Giants closer Mark Melancon -- signed to a four-year, $62 million deal -- saw his chance at a save on Opening Day go bad, and then wound up on the disabled list with a right forearm strain. However, he has converted 10 of 12 saves thus far, and since his return from the DL, he has been 4-for-4 in save situations, working 4 2/3 innings over five appearances and allowing just one run. Meanwhile, Melancon's most recent former team, the Nationals, which he had expected to re-sign with, continues to look for the closer who can address the team's one roster void.

Video: ATL@SF: Melancon retires Inciarte to get the save

Angels right-hander Bud Norris signed a $1.75 million deal with the idea he could be a swingman, but injuries opened up late-inning opportunities. Norris finally earned his first save on April 20. Beginning with that game, he is 10-for-11 in save situations. Norris has allowed only six earned runs in 20 1/3 innings over 22 appearances, striking out 27 and giving up only 11 hits.

Video: ATL@LAA: Norris fans Ruiz to secure the save

Kendrys Morales stepped into the Blue Jays' DH role after the departure of Edwin Encarnacion, and he has been the second-most effective DH in the AL. Hitting .265, Morales has 11 home runs and 34 RBIs overall after signing a three-year, $33 million deal.
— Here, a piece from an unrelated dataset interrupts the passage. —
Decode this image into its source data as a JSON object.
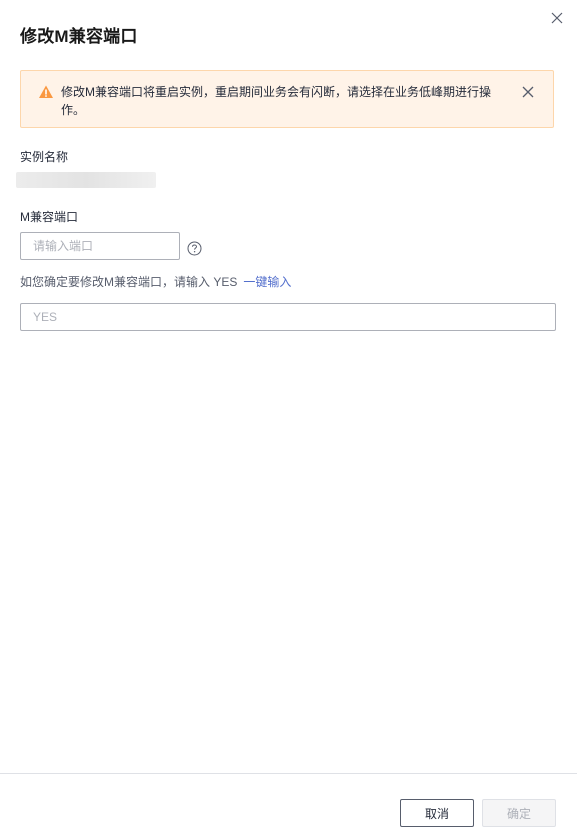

That's slightly more than half the three-year, $60 million deal Cleveland signed with Encarnacion, who is hitting .231 with 10 home runs and 22 RBIs.

Tracy Ringolsby is a columnist for MLB.com.